EXERCISE AIM:
Pull every line containing the word "icon" out of the material below.

____

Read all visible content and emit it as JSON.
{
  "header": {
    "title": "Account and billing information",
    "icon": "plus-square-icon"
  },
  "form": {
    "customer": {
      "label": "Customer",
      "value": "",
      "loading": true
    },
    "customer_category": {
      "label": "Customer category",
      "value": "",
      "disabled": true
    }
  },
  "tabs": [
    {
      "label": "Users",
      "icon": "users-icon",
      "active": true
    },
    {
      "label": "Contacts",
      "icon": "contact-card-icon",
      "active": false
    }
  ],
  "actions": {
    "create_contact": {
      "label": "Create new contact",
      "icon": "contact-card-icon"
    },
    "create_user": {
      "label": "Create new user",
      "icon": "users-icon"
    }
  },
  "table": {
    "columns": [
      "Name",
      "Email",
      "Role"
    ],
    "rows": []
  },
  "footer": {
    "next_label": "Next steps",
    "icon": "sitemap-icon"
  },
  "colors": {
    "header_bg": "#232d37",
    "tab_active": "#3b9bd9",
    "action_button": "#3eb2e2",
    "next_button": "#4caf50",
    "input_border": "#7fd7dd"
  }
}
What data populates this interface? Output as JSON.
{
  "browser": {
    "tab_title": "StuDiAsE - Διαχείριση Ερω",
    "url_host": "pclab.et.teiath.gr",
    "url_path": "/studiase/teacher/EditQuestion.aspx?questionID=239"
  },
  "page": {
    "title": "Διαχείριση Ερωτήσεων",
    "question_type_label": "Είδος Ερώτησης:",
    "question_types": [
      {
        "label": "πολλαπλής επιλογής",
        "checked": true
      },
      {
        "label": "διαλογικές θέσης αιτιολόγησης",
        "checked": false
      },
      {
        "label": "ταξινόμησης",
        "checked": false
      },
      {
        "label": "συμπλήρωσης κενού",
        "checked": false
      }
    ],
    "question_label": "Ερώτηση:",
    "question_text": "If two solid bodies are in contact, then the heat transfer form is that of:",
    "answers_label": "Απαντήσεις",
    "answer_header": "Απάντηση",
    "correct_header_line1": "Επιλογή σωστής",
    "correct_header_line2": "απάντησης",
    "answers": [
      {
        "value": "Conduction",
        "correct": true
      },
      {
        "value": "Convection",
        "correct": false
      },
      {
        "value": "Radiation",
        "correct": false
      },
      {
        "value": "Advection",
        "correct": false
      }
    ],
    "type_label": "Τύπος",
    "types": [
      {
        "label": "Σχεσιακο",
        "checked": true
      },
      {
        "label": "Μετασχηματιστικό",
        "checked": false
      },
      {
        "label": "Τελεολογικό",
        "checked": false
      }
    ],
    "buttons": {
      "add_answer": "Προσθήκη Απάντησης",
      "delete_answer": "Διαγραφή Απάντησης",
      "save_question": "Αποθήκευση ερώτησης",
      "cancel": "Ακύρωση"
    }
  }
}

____

TASK SOLUTION:
    "icon": "plus-square-icon"
      "icon": "users-icon",
      "icon": "contact-card-icon",
      "icon": "contact-card-icon"
      "icon": "users-icon"
    "icon": "sitemap-icon"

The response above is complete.